● **INPUT DATA**:
--

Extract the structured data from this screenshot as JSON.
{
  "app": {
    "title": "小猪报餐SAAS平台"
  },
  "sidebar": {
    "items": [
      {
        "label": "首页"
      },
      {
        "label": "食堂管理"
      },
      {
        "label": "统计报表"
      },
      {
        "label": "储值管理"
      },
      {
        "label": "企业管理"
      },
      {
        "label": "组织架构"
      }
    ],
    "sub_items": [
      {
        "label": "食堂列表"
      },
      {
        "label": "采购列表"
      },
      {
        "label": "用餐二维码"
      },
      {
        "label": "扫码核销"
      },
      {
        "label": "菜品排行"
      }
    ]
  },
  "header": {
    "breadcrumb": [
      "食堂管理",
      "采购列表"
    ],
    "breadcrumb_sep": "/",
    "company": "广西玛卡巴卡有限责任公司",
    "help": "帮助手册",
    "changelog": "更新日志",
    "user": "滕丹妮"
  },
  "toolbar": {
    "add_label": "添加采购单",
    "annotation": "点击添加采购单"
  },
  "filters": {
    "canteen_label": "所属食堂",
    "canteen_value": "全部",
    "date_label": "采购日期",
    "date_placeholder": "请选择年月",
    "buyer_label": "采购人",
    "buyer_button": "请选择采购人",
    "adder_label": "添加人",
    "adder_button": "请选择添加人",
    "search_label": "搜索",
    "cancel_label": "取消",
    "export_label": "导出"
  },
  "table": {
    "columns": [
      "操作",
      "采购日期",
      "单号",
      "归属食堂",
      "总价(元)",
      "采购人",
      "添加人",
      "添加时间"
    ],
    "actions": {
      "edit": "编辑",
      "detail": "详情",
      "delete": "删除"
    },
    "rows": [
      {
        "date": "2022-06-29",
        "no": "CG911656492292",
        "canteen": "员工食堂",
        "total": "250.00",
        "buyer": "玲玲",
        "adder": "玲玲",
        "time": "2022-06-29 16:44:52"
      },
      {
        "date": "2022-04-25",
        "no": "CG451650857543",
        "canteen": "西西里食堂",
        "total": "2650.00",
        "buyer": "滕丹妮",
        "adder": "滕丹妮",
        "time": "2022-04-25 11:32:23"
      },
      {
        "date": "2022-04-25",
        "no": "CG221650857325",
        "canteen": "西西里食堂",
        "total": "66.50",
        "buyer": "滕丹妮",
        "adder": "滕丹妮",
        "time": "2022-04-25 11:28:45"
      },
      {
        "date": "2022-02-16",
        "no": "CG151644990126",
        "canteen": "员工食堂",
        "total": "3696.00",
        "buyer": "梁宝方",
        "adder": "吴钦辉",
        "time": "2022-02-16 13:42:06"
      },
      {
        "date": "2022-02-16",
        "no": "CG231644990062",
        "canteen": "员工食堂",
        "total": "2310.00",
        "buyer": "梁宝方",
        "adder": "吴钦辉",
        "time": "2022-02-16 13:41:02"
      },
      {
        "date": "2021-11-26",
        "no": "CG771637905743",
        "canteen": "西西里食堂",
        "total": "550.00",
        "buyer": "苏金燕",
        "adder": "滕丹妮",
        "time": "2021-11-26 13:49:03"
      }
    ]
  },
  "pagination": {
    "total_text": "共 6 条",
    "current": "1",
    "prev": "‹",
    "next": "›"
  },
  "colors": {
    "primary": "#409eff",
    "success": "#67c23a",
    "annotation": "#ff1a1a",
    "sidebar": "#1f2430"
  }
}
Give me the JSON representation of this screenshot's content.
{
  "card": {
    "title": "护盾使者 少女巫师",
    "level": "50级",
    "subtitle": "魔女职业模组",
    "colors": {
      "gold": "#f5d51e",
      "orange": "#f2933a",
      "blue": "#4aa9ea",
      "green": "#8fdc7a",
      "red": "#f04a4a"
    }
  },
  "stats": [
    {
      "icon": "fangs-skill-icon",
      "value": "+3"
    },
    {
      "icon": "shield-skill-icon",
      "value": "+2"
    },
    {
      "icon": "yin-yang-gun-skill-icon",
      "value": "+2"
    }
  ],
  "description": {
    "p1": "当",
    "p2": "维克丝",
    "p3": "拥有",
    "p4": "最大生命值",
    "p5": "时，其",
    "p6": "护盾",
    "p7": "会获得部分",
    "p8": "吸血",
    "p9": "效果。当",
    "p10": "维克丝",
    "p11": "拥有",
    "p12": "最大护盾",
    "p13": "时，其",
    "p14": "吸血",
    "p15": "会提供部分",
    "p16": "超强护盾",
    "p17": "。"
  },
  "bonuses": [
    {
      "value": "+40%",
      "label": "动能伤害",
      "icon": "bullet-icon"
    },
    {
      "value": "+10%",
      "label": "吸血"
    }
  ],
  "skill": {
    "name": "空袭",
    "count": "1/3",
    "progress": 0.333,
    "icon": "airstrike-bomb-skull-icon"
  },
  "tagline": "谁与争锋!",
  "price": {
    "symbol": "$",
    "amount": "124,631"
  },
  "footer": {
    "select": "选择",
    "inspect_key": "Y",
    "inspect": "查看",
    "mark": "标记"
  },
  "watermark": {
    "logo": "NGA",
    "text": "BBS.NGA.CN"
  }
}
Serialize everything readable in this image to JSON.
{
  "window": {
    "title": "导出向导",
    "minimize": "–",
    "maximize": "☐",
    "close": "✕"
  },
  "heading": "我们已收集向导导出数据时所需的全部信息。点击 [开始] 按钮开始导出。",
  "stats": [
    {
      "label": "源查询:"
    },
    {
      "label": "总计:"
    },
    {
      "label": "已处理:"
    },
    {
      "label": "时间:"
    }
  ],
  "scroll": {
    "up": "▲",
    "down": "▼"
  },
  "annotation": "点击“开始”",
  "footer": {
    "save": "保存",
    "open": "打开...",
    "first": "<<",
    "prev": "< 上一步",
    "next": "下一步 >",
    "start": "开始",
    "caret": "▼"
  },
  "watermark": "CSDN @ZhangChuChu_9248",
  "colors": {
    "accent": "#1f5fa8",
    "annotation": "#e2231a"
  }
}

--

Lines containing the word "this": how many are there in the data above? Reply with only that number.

● **TASK ANSWER**: 3